US President Donald Trump and Philippine leader Rodrigo Duterte may or may not have discussed the controversial issue of human rights during their first formal meeting on Monday, but they undoubtedly hit it off.
Trump and Duterte’s representatives were at odds on whether the topics of human rights violations or extrajudicial killings were discussed during the bilateral talks on the sides of the ASEAN summit in Manila.
But the camps were in agreement that the rapport between Trump and Duterte was “warm and friendly,” and that the Philippine-US relationship was “great.”
During a leaders’ dinner on Sunday, the two sat at the same table and were seen laughing together. Duterte even belted out a Filipino love song at the encouragement of Trump.
While Trump did not respond to questions shouted by reporters on whether he raised human rights at their meeting on Monday, White House Press Secretary Sarah Huckabee Sanders said the topic came up in the discussions – “briefly.”
“The conversation focused on IS, illegal drugs and trade,” she said. “Human rights briefly came up in the context of the Philippines’ fight against illegal drugs.”
But Philippine presidential spokesman Harry Roque told reporters that Trump did not raise concerns about human rights during the 40-minute meeting, which he described as “frank.”
“The US president appeared sympathetic and did not have any official position on the matter, and was merely nodding his head, indicating that he understood the domestic problem that we faced on drugs,” Roque said.
When asked about Sanders’ statement, Roque told reporters: “There was no mention of human rights. There was no mention of extrajudicial killings.”

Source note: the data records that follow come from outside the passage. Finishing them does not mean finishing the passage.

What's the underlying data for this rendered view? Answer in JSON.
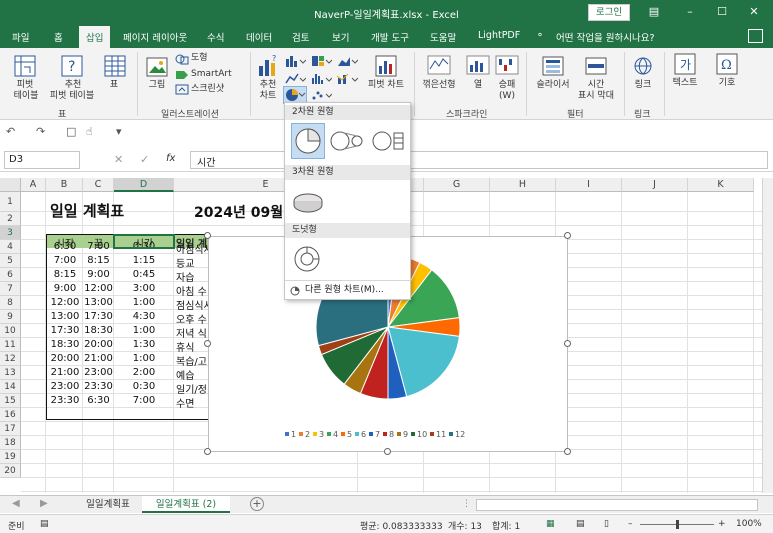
{
  "window": {
    "title": "NaverP-일일계획표.xlsx  -  Excel",
    "login_label": "로그인"
  },
  "menu": {
    "tabs": [
      "파일",
      "홈",
      "삽입",
      "페이지 레이아웃",
      "수식",
      "데이터",
      "검토",
      "보기",
      "개발 도구",
      "도움말",
      "LightPDF"
    ],
    "active_tab": "삽입",
    "search_placeholder": "어떤 작업을 원하시나요?"
  },
  "ribbon": {
    "pivot_label_1": "피벗",
    "pivot_label_2": "테이블",
    "rec_pivot_label_1": "추천",
    "rec_pivot_label_2": "피벗 테이블",
    "table_label": "표",
    "table_group": "표",
    "picture_label": "그림",
    "shapes_label": "도형",
    "smartart_label": "SmartArt",
    "screenshot_label": "스크린샷",
    "illustration_group": "일러스트레이션",
    "rec_chart_label_1": "추천",
    "rec_chart_label_2": "차트",
    "pivot_chart_label": "피벗 차트",
    "line_spark_label": "꺾은선형",
    "column_spark_label": "열",
    "winloss_label_1": "승패",
    "winloss_label_2": "(W)",
    "sparkline_group": "스파크라인",
    "slicer_label": "슬라이서",
    "timeline_label_1": "시간",
    "timeline_label_2": "표시 막대",
    "filter_group": "필터",
    "link_label": "링크",
    "link_group": "링크",
    "text_label": "텍스트",
    "symbol_label": "기호"
  },
  "formula_bar": {
    "name_box": "D3",
    "fx": "fx",
    "content": "시간"
  },
  "columns": [
    "A",
    "B",
    "C",
    "D",
    "E",
    "F",
    "G",
    "H",
    "I",
    "J",
    "K"
  ],
  "rows": [
    "1",
    "2",
    "3",
    "4",
    "5",
    "6",
    "7",
    "8",
    "9",
    "10",
    "11",
    "12",
    "13",
    "14",
    "15",
    "16",
    "17",
    "18",
    "19",
    "20"
  ],
  "sheet": {
    "title": "일일 계획표",
    "date": "2024년 09월",
    "headers": [
      "시작",
      "끝",
      "시간",
      "일일 계"
    ],
    "data": [
      [
        "6:30",
        "7:00",
        "0:30",
        "아침식사"
      ],
      [
        "7:00",
        "8:15",
        "1:15",
        "등교"
      ],
      [
        "8:15",
        "9:00",
        "0:45",
        "자습"
      ],
      [
        "9:00",
        "12:00",
        "3:00",
        "아침 수"
      ],
      [
        "12:00",
        "13:00",
        "1:00",
        "점심식사"
      ],
      [
        "13:00",
        "17:30",
        "4:30",
        "오후 수"
      ],
      [
        "17:30",
        "18:30",
        "1:00",
        "저녁 식"
      ],
      [
        "18:30",
        "20:00",
        "1:30",
        "휴식"
      ],
      [
        "20:00",
        "21:00",
        "1:00",
        "복습/고"
      ],
      [
        "21:00",
        "23:00",
        "2:00",
        "예습"
      ],
      [
        "23:00",
        "23:30",
        "0:30",
        "일기/정"
      ],
      [
        "23:30",
        "6:30",
        "7:00",
        "수면"
      ]
    ]
  },
  "chart_data": {
    "type": "pie",
    "categories": [
      "1",
      "2",
      "3",
      "4",
      "5",
      "6",
      "7",
      "8",
      "9",
      "10",
      "11",
      "12"
    ],
    "values": [
      0.5,
      1.25,
      0.75,
      3,
      1,
      4.5,
      1,
      1.5,
      1,
      2,
      0.5,
      7
    ],
    "colors": [
      "#4472c4",
      "#ed7d31",
      "#ffc000",
      "#3aa655",
      "#ff6a00",
      "#4cbfcf",
      "#1f5fbd",
      "#c0221f",
      "#a8740f",
      "#1f6a35",
      "#a04014",
      "#2a6f7f"
    ],
    "legend_position": "bottom"
  },
  "pie_menu": {
    "section_2d": "2차원 원형",
    "section_3d": "3차원 원형",
    "section_donut": "도넛형",
    "more_label": "다른 원형 차트(M)..."
  },
  "sheet_tabs": [
    "일일계획표",
    "일일계획표 (2)"
  ],
  "active_sheet": "일일계획표 (2)",
  "status": {
    "ready": "준비",
    "average": "평균: 0.083333333",
    "count": "개수: 13",
    "sum": "합계: 1",
    "zoom": "100%"
  }
}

“There was only a rather lengthy discussion on the Philippines’ war on drugs with President Duterte doing most of the explaining,” he added.
US lawmakers and human rights groups have urged Trump to express concern about the killings related to the anti-drug campaign of the Duterte administration, which has left thousands dead.
His silence could be construed as a tacit approval of the widely criticised campaign, whose victims have so far included teenagers, women and former drug addicts who had previously surrendered.
When reporters tried to press Trump on the issue, Duterte told the media: “Whoa, whoa. This is not a press statement. This is the bilateral meeting.”
Trump only had good words for Duterte at the meeting between the US and the 10-member Association of South-East Asian Nations, even referring to the Philippine president by his first name.
“Rodrigo, I would like to commend you on your success as ASEAN chair at this very critical moment in time and in the association’s history – such an important event,” he said. “And I want to thank you for your incredible hospitality.”
In their bilateral meeting, Trump told Duterte that the US and the Philippines have “a great relationship.”
Duterte reiterated that the alliance with America “has always been very strong and very important,” Roque said, despite “sour points” after former president Barack Obama criticised the Philippine government’s drug war.
“There would be a marked difference in the relations between President Trump and President Duterte,” he added about their connection, with Philippine media has referred to as a blossoming “bromance.”
At least 3,850 people have been killed in police operations against drug suspects between the time when Duterte came into office on June 30, 2016, and September 16, 2017, according to police data. Police said those killed fought back when arrested.
Aside from those killed in police operations, authorities are also investigating the deaths of nearly 11,000 people to determine if their killings were related to illegal drugs and carried out by hired or vigilante killers.